Know thy enemy and know yourself. And if I know myself all too well, my enemy over the years has been carbohydrates (carbs). CARB is treated like a dirty four-letter word by many fitness fanatics. It’s true that eating too many carbs can make you fat and lead to metabolic diseases like type 2 diabetes. In fact, a 2022 review of several research studies (a meta-analysis) published in Scientific Reports concluded that people who got 70% or more of their calories from carbs were more likely to have type 2 diabetes. 

But still, carbs aren’t inherently evil. In my practice as a certified health coach and functional medicine practitioner, a crucial step in helping my clients lose weight and manage diabetes is helping them easily count carbs. I’ll tell you how to do that in just a bit. But before that, let’s cover the basics of what carbs are because some people only have an abstract idea. 

What Are Carbohydrates? 

On a chemical level, carbs are made of carbon, hydrogen (2 molecules) and oxygen. But that’s not really important when it comes to weight loss. What matters is this. Imagine your body is like a car, and carbohydrates are the fuel that makes the car go. Just like cars need gas to run, our bodies need carbohydrates to have energy and do all the things we love (or hate) to do: running, shopping, cooking, and even thinking!

Carbohydrates are one of the three main types of macronutrients in our food, alongside proteins and fats. Just like gasoline in a car is a mixture of many kinds of hydrocarbon molecules, carbs in food contain molecules that our body breaks down into sugar (glucose). Glucose powers your brain, organs, and every cell in your body. But just like anything in life, too much of a good thing is bad. 

When we eat too many carbs it’s like pouring too much gasoline in the fuel tank. The energy source of the car (the gasoline) can no longer be stored in the fuel tank. It’s the same thing with glucose in each of your tens of trillions of cells.
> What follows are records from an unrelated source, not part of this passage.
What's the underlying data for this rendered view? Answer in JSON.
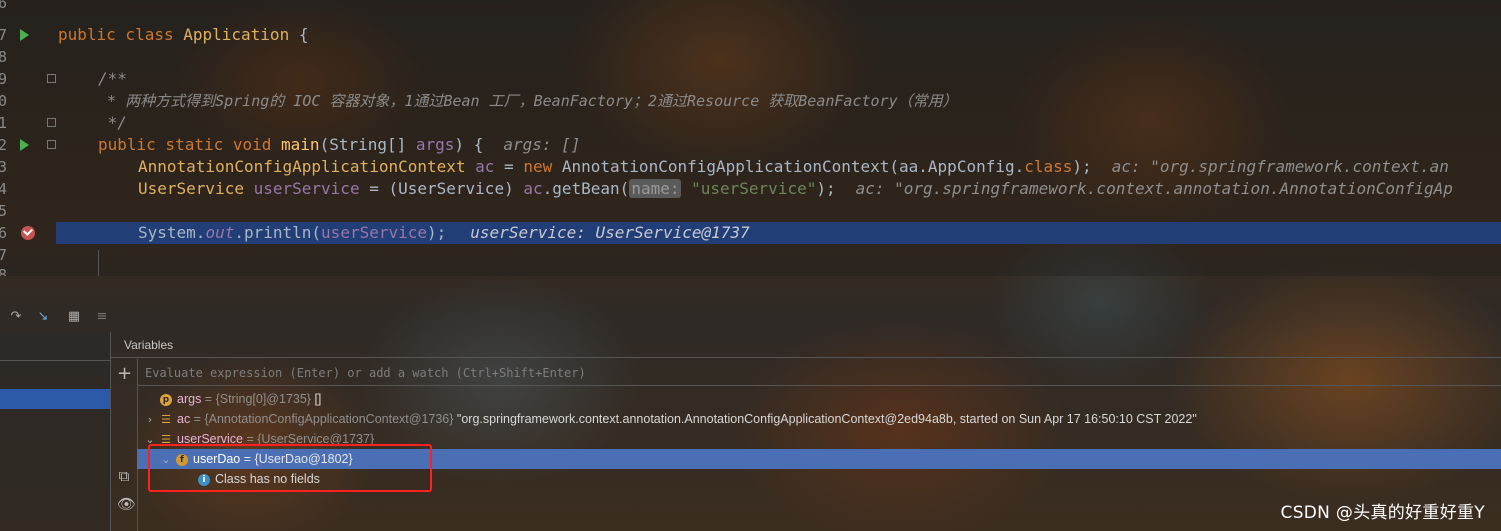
{
  "editor": {
    "lines": [
      {
        "num": "6"
      },
      {
        "num": "7",
        "p1": "public class ",
        "cls": "Application",
        "p2": " {"
      },
      {
        "num": "8"
      },
      {
        "num": "9",
        "text": "/**"
      },
      {
        "num": "0",
        "text": " * 两种方式得到Spring的 IOC 容器对象，1通过Bean 工厂，BeanFactory；2通过Resource 获取BeanFactory（常用）"
      },
      {
        "num": "1",
        "text": " */"
      },
      {
        "num": "2",
        "p1": "public static void ",
        "method": "main",
        "p2": "(String[] ",
        "param": "args",
        "p3": ") {",
        "inlay": "args: []"
      },
      {
        "num": "3",
        "cls": "AnnotationConfigApplicationContext",
        "sp": " ",
        "var": "ac",
        "p1": " = ",
        "kw": "new",
        "p2": " AnnotationConfigApplicationContext(aa.AppConfig.",
        "kw2": "class",
        "p3": ");",
        "inlay": "ac: \"org.springframework.context.an"
      },
      {
        "num": "4",
        "cls": "UserService",
        "sp": " ",
        "var": "userService",
        "p1": " = (UserService) ",
        "var2": "ac",
        "p2": ".getBean(",
        "hint": "name:",
        "str": " \"userService\"",
        "p3": ");",
        "inlay": "ac: \"org.springframework.context.annotation.AnnotationConfigAp"
      },
      {
        "num": "5"
      },
      {
        "num": "6",
        "p1": "System.",
        "field": "out",
        "p2": ".println(",
        "var": "userService",
        "p3": ");",
        "inlay": "userService: UserService@1737"
      },
      {
        "num": "7"
      },
      {
        "num": "8"
      }
    ]
  },
  "debug": {
    "variables_title": "Variables",
    "eval_placeholder": "Evaluate expression (Enter) or add a watch (Ctrl+Shift+Enter)",
    "rows": [
      {
        "name": "args",
        "ref": " = {String[0]@1735} ",
        "val": "[]"
      },
      {
        "name": "ac",
        "ref": " = {AnnotationConfigApplicationContext@1736} ",
        "val": "\"org.springframework.context.annotation.AnnotationConfigApplicationContext@2ed94a8b, started on Sun Apr 17 16:50:10 CST 2022\""
      },
      {
        "name": "userService",
        "ref": " = {UserService@1737}",
        "val": ""
      },
      {
        "name": "userDao",
        "ref": " = {UserDao@1802}",
        "val": ""
      },
      {
        "info": "Class has no fields"
      }
    ],
    "icons": {
      "toolbar": [
        "step-icon",
        "run-to-cursor-icon",
        "table-icon",
        "list-icon"
      ],
      "side": [
        "add-watch-icon",
        "copy-icon",
        "glasses-icon"
      ]
    }
  },
  "watermark": "CSDN @头真的好重好重Y",
  "colors": {
    "highlight": "#214283",
    "selected_row": "#4a6fb5",
    "red_box": "#ff2020",
    "breakpoint": "#c75450",
    "run": "#4caf50"
  }
}
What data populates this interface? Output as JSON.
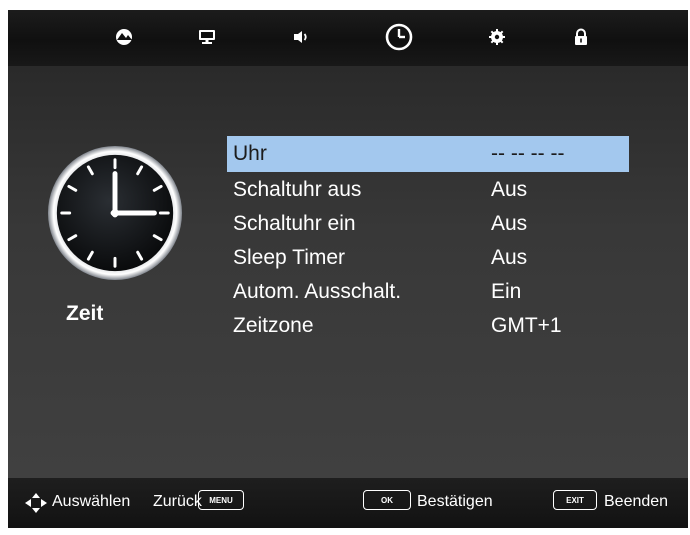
{
  "tabs": [
    {
      "icon": "picture-icon"
    },
    {
      "icon": "monitor-icon"
    },
    {
      "icon": "speaker-icon"
    },
    {
      "icon": "clock-icon",
      "active": true
    },
    {
      "icon": "gear-icon"
    },
    {
      "icon": "lock-icon"
    }
  ],
  "section": {
    "icon": "large-clock-icon",
    "title": "Zeit"
  },
  "menu": {
    "selected_color": "#a3c8ee",
    "items": [
      {
        "label": "Uhr",
        "value": "-- -- -- --",
        "selected": true
      },
      {
        "label": "Schaltuhr aus",
        "value": "Aus"
      },
      {
        "label": "Schaltuhr ein",
        "value": "Aus"
      },
      {
        "label": "Sleep Timer",
        "value": "Aus"
      },
      {
        "label": "Autom. Ausschalt.",
        "value": "Ein"
      },
      {
        "label": "Zeitzone",
        "value": "GMT+1"
      }
    ]
  },
  "footer": {
    "select_label": "Auswählen",
    "back_label": "Zurück",
    "menu_key": "MENU",
    "ok_key": "OK",
    "confirm_label": "Bestätigen",
    "exit_key": "EXIT",
    "exit_label": "Beenden"
  }
}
When a cell is filled to the max with glucose, the hormone that lowers blood sugar levels to a normal range–insulin–is unable to enter the cell. Blood sugar levels then spike and the liver stores excess sugar as fat. It’s only a matter of time before the size of your adipocytes (fat cells) increases. 

Of course, not all carbs are created equal. Fruits and vegetables are technically carbohydrates. So, too, are beans and lentils. But for most Americans, the problem isn’t eating too many fruits and vegetables, it’s eating too many starchy carbs. 
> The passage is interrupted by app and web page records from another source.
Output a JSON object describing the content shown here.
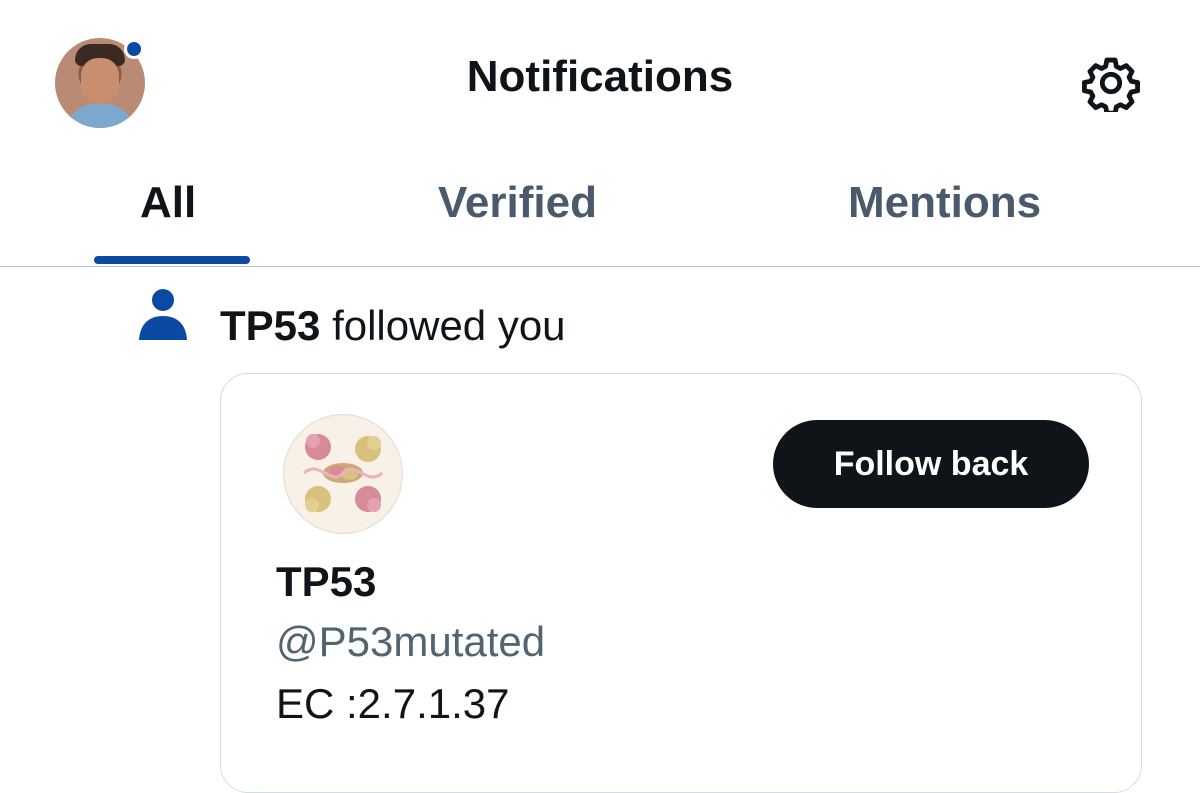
{
  "header": {
    "title": "Notifications",
    "avatar_icon": "user-avatar",
    "settings_icon": "gear-icon"
  },
  "tabs": [
    {
      "label": "All",
      "active": true
    },
    {
      "label": "Verified",
      "active": false
    },
    {
      "label": "Mentions",
      "active": false
    }
  ],
  "notification": {
    "icon": "person-icon",
    "actor": "TP53",
    "action": "followed you"
  },
  "card": {
    "name": "TP53",
    "handle": "@P53mutated",
    "bio": "EC :2.7.1.37",
    "follow_label": "Follow back"
  },
  "colors": {
    "accent": "#0b4aa2",
    "text_primary": "#0f1419",
    "text_secondary": "#536471",
    "button_bg": "#0f1419"
  }
}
How Many Carbohydrates Should You Eat?

So how many grams of carbohydrates should you eat? Let’s start by knowing how many grams of carbs you eat now. If you’re like the average American, according to the Johns Hopkins University Patient Guide To Diabetes, you’re probably consuming more than 250 grams of carbs per day. “This amount is too high for most people with diabetes. A higher carb intake makes controlling glucose and losing weight more of a challenge,” says JHU.

How many grams of carbs is recommended? JHU claims that the Recommended Dietary Allowance (RDA) for carbs is 130 grams per day. “This number is based on the amount of carbohydrate required to provide the brain with adequate glucose,” JHU explains, adding that there is no standard definition of a low-carb diet. However, less than 130 grams per day is often considered low carb by medical professionals because it’s below the RDA. 
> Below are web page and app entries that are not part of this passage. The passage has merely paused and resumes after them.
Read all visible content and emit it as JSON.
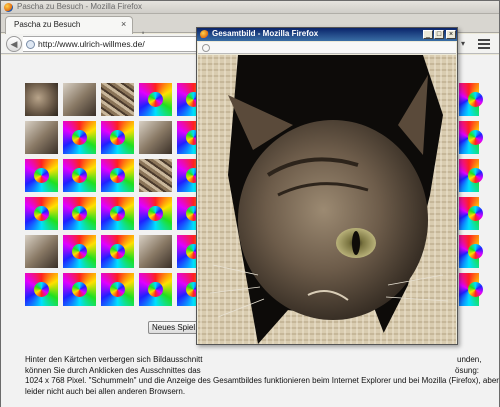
{
  "window": {
    "title": "Pascha zu Besuch - Mozilla Firefox"
  },
  "tabs": [
    {
      "label": "Pascha zu Besuch",
      "active": true
    }
  ],
  "toolbar": {
    "url": "http://www.ulrich-willmes.de/",
    "new_tab_symbol": "+",
    "tab_close_symbol": "×",
    "back_symbol": "◀",
    "dropdown_symbol": "▾"
  },
  "game": {
    "new_game_button": "Neues Spiel",
    "tiles_visible": [
      [
        "cat",
        "cat",
        "cat",
        "swirl",
        "swirl"
      ],
      [
        "cat",
        "swirl",
        "swirl",
        "cat",
        "swirl"
      ],
      [
        "swirl",
        "swirl",
        "swirl",
        "cat",
        "swirl"
      ],
      [
        "swirl",
        "swirl",
        "swirl",
        "swirl",
        "swirl"
      ],
      [
        "cat",
        "swirl",
        "swirl",
        "cat",
        "swirl"
      ],
      [
        "swirl",
        "swirl",
        "swirl",
        "swirl",
        "swirl"
      ]
    ],
    "right_column_visible": [
      "swirl",
      "swirl",
      "swirl",
      "swirl",
      "swirl",
      "swirl"
    ]
  },
  "description": {
    "line1_left": "Hinter den Kärtchen verbergen sich Bildausschnitt",
    "line1_right": "unden,",
    "line2_left": "können Sie durch Anklicken des Ausschnittes das",
    "line2_right": "ösung:",
    "line3": "1024 x 768 Pixel. \"Schummeln\" und die Anzeige des Gesamtbildes funktionieren beim Internet Explorer und bei Mozilla (Firefox), aber",
    "line4": "leider nicht auch bei allen anderen Browsern."
  },
  "popup": {
    "title": "Gesamtbild - Mozilla Firefox",
    "minimize_symbol": "_",
    "maximize_symbol": "□",
    "close_symbol": "×"
  },
  "colors": {
    "popup_title_start": "#0a246a",
    "popup_title_end": "#3a6ea5",
    "page_background": "#f2f2f2"
  }
}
I couldn’t disagree more! 

Count Grams of Starchy Carbs

Now don’t get me wrong. If you cut your total grams of carbs from 350 grams per day (250 is on the low side for many people) and reduce it to 130 grams, you’ll see noticeable results. You’ll become more insulin-sensitive. You’ll probably shed a few pounds and feel much better. Yet, I think low carb is more in the under 50-gram range. 

For optimal health and wellness, I suggest not worrying about how many grams of carbs you’re getting from nutrient-dense (read: super healthy) foods like berries, sweet potatoes, green-leafy veggies and cruciferous veggies like broccoli and cauliflower. Instead, just focus on the grams of carbs you’re eating from starchy foods, which is anything made with white or wheat flour (bagels, pastries, bread, muffins, pasta, cookies, pretzels, etc.). Try to keep the total daily grams of starchy carbs to under 100 grams per day. 

Total Carbs Per Day For Weight Loss

So let’s break down the range of carb grams.

  • 0-50 – At this level, you’re burning your own stored body fat for energy. This is called ketosis (the “keto” diet). But I don’t recommend jumping into the keto diet. It’s not a sustainable way to keep weight off. 
  • 50-100 – This is the sweet spot for steady, safe weight loss.
  • 100-150 – This is a big improvement over the typical American diet. But it’s more like a maintenance phase.
  • 150+ – Eating this many grams of carbs, especially mostly starchy carbs, will make weight loss and blood sugar control difficult. 

Memorize Grams of Carbs 

These days, with smartphone apps, it’s easy to track your carb grams. However, memorizing how many grams of common foods have makes it easy to count carbs. Print out this list or take a pic with your phone. After a while, you won’t have to refer to the list because you’ll have it memorized.

Keep in mind the grams of carbs per serving are an estimate. 

  • Less than 15 grams: broccoli, spinach, carrots, milk, popcorn, mustard, ketchup, mayo, soy sauce
    Note: This is not to imply that ketchup is healthy. A tablespoon of ketchup contains 4 grams. That’s a lot of sugar in a spoonful. And do you really only eat one tablespoon when you eat fries? No, more like 5 tablespoons!
  • 15-20 grams: citrus fruit (orange grapefruit; serving size 1 cup, medium);  berries, yogurt, chocolate chip cookie, honey, jelly

Note: Do I really need to mention that chocolate chip cookies aren’t nutrient-dense? If you allow yourself one little Famous Amos-size cookie at night, that’s a legit harmless treat. But rare among us is the person with the willpower to have just one!

  • 20-30 grams: apple, banana, grapes, sweet potato, cereal, peas, ice cream, pretzels, crackers, maple syrup, barbecue sauce
  • 30-40 grams: Baked potato, 2 slices of bread, beans, lentils, chickpeas, oatmeal, jelly beans, fruit juice
  • 40-50 grams: most grains like rice (both brown and white), pasta, quinoa, barley, and couscous; tropical fruits like mango, soda
  • 50+ grams: bagels, muffins, many packaged pastries and desserts

Counting Carbs The Easy Way

It’s easy to see how grams of carbs can quickly add up. But as I said, don’t worry about your overall grams of carbs. Instead, focus on how many grams of carbs you’re eating from foods that are high in sugar and starches. 

But what if you have intense cravings for high-carb foods like pasta? The good news is that I’ll show you some amazing substitutes, like shirataki noodles, that satisfy your carb cravings without spiking your blood sugar. Losing weight isn’t just about cutting carbs, it’s about keeping your tummy happy. 

Not sure how to get started? Your first step is getting in touch. I invite you to check out my services to help you reclaim your health. 

Until next time…

Jenna Witt, NP